    (Can we find and add a quotation of Spenser to this entry?)
Translations[edit]

Etymology 2[edit]

Clipping of ventriloquism

Noun[edit]

vent (plural vents)

  1. Ventriloquism.
Derived terms[edit]

Etymology 3[edit]

French vente, from Latin vendere (to sell).

Noun[edit]

vent

  1. sale; opportunity to sell; market
    (Can we find and add a quotation of Shelton to this entry?)
    • Sir W. Temple
      There is no vent for any commodity but of wool.

Verb[edit]

vent (third-person singular simple present vents, present participle venting, simple past and past participle vented)

  1. To sell; to vend.
    • Sir Walter Raleigh
      Therefore did those nations vent such spice.

Etymology 4[edit]

Spanish venta (a poor inn, sale, market). See vent (sale).

Noun[edit]

vent (plural vents)

  1. (obsolete) A baiting place; an inn.

Catalan[edit]

Noun[edit]

vent m (plural vents)

  1. wind (movement of air).

Danish[edit]

Verb[edit]

vent

  1. Imperative of vente.

Dutch[edit]

Etymology[edit]

Unknown. Possibly a shortening of vennoot, but there is no evidence of an overlap in sentences.

Pronunciation[edit]

Noun[edit]

vent m (plural venten, diminutive ventje n)

  1. chap, fellow

Verb[edit]

vent

  1. first-, second- and third-person singular present indicative of venten
  2. imperative of venten

French[edit]

Etymology[edit]

From Old French, from Latin ventus, from Proto-Italic *wentos, ultimately from Proto-Indo-European *h₂wéh₁n̥ts < *h₂weh₁- (to blow).

Pronunciation[edit]

Noun[edit]

vent m (plural vents)

  1. Atmospheric wind.
  2. (euphemistic) A flatulence.
  3. (uncountable) Empty words, hot air.
    Toutes ces promesses, c'est du vent. — Those are empty promises.

Synonyms[edit]

Related terms[edit]

Derived terms[edit]

See also[edit]

External links[edit]


Guernésiais[edit]

Etymology[edit]

From Old French vent, from Latin ventus, from Proto-Indo-European *h₂weh₁- (to blow).

Noun[edit]

vent m (plural vents)

  1. wind

Jèrriais[edit]

Etymology[edit]

From Old French vent, from Latin ventus, from Proto-Indo-European *h₂weh₁- (to blow).

Noun[edit]

vent m (plural vents)

  1. wind

Derived terms[edit]


Norwegian Bokmål[edit]

Adjective[edit]

vent

  1. neuter singular of ven

Verb[edit]

vent

  1. imperative of vente

Norwegian Nynorsk[edit]

Adjective[edit]

vent
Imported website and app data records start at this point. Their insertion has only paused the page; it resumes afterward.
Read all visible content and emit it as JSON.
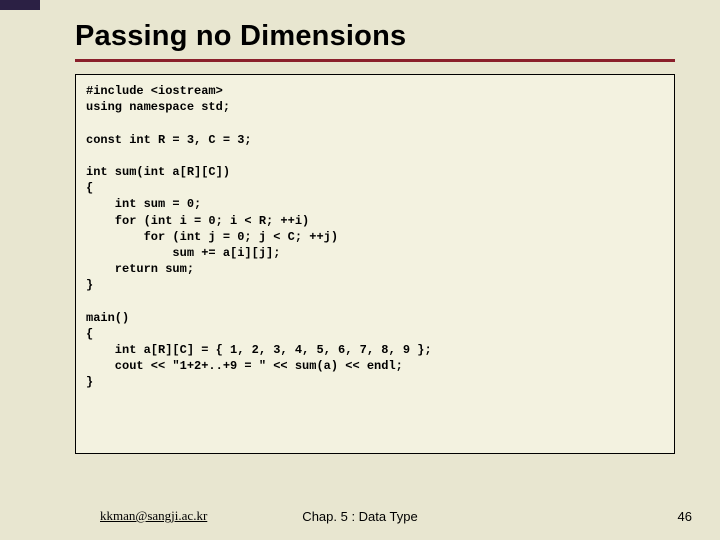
{
  "title": "Passing no Dimensions",
  "code": "#include <iostream>\nusing namespace std;\n\nconst int R = 3, C = 3;\n\nint sum(int a[R][C])\n{\n    int sum = 0;\n    for (int i = 0; i < R; ++i)\n        for (int j = 0; j < C; ++j)\n            sum += a[i][j];\n    return sum;\n}\n\nmain()\n{\n    int a[R][C] = { 1, 2, 3, 4, 5, 6, 7, 8, 9 };\n    cout << \"1+2+..+9 = \" << sum(a) << endl;\n}",
  "footer": {
    "left": "kkman@sangji.ac.kr",
    "center": "Chap. 5 : Data Type",
    "right": "46"
  }
}
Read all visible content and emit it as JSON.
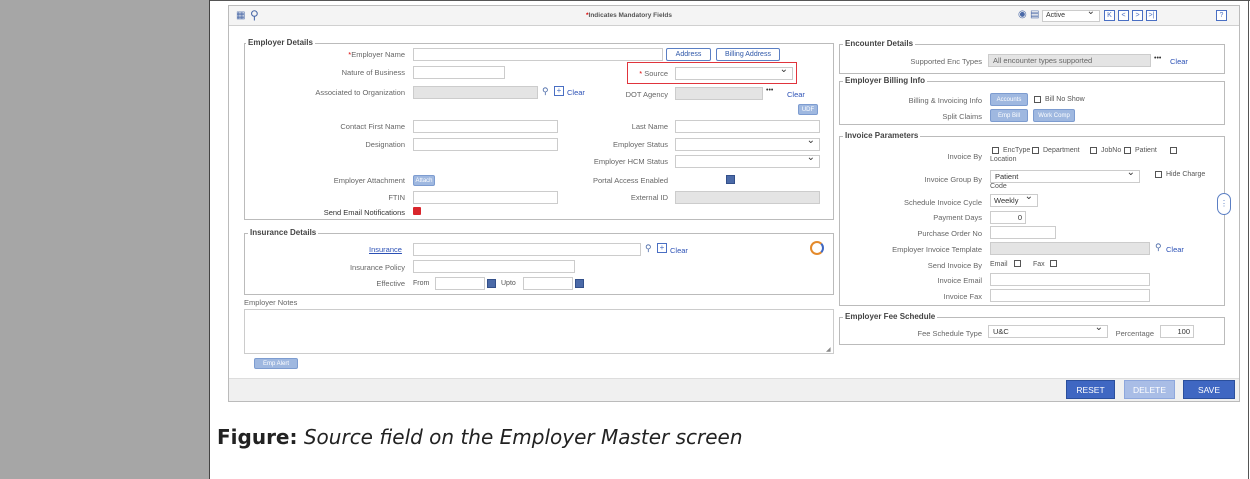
{
  "toolbar": {
    "mandatory_note": "Indicates Mandatory Fields",
    "status_value": "Active",
    "nav": [
      "K",
      "<",
      ">",
      ">|"
    ],
    "help": "?"
  },
  "employer_details": {
    "legend": "Employer Details",
    "employer_name": "Employer Name",
    "address_btn": "Address",
    "billing_address_btn": "Billing Address",
    "nature_of_business": "Nature of Business",
    "source": "Source",
    "associated_org": "Associated to Organization",
    "clear": "Clear",
    "dot_agency": "DOT Agency",
    "dots": "•••",
    "udf": "UDF",
    "contact_first_name": "Contact First Name",
    "last_name": "Last Name",
    "designation": "Designation",
    "employer_status": "Employer Status",
    "employer_hcm_status": "Employer HCM Status",
    "employer_attachment": "Employer Attachment",
    "attach_btn": "Attach",
    "portal_access": "Portal Access Enabled",
    "ftin": "FTIN",
    "external_id": "External ID",
    "send_email": "Send Email Notifications"
  },
  "insurance": {
    "legend": "Insurance Details",
    "insurance": "Insurance",
    "clear": "Clear",
    "insurance_policy": "Insurance Policy",
    "effective": "Effective",
    "from": "From",
    "upto": "Upto"
  },
  "notes": {
    "label": "Employer Notes",
    "emp_alert": "Emp Alert"
  },
  "encounter": {
    "legend": "Encounter Details",
    "supported_label": "Supported Enc Types",
    "supported_value": "All encounter types supported",
    "clear": "Clear"
  },
  "billing": {
    "legend": "Employer Billing Info",
    "billing_label": "Billing & Invoicing Info",
    "accounts_btn": "Accounts",
    "bill_no_show": "Bill No Show",
    "split_claims": "Split Claims",
    "emp_bill_btn": "Emp Bill",
    "work_comp_btn": "Work Comp"
  },
  "invoice": {
    "legend": "Invoice Parameters",
    "invoice_by": "Invoice By",
    "opts": [
      "EncType",
      "Department",
      "JobNo",
      "Patient"
    ],
    "location": "Location",
    "group_by": "Invoice Group By",
    "group_value": "Patient",
    "hide_charge": "Hide Charge",
    "code": "Code",
    "cycle_label": "Schedule Invoice Cycle",
    "cycle_value": "Weekly",
    "payment_days": "Payment Days",
    "payment_value": "0",
    "po_no": "Purchase Order No",
    "template": "Employer Invoice Template",
    "clear": "Clear",
    "send_by": "Send Invoice By",
    "email_opt": "Email",
    "fax_opt": "Fax",
    "invoice_email": "Invoice Email",
    "invoice_fax": "Invoice Fax"
  },
  "fee": {
    "legend": "Employer Fee Schedule",
    "type_label": "Fee Schedule Type",
    "type_value": "U&C",
    "percentage_label": "Percentage",
    "percentage_value": "100"
  },
  "actions": {
    "reset": "RESET",
    "delete": "DELETE",
    "save": "SAVE"
  },
  "caption": {
    "bold": "Figure:",
    "text": "Source field on the Employer Master screen"
  },
  "colors": {
    "accent": "#3f67c2",
    "highlight_box": "#e0343c",
    "left_column": "#a6a6a6"
  }
}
  1. neuter singular of ven

Verb[edit]

vent

  1. imperative of venta
  2. imperative of vente

Occitan[edit]

Noun[edit]

vent m (plural vents)

  1. wind (movement of air)

Old French[edit]

Pronunciation[edit]

Noun[edit]

vent m (oblique plural venz, nominative singular venz, nominative plural vent)

  1. wind (movement of air)
    • circa 1110, Benedeit, Le Voyage de saint Brandan:
      Un meis sanz vent nagerent tut plein
      They sailed for a whole month without wind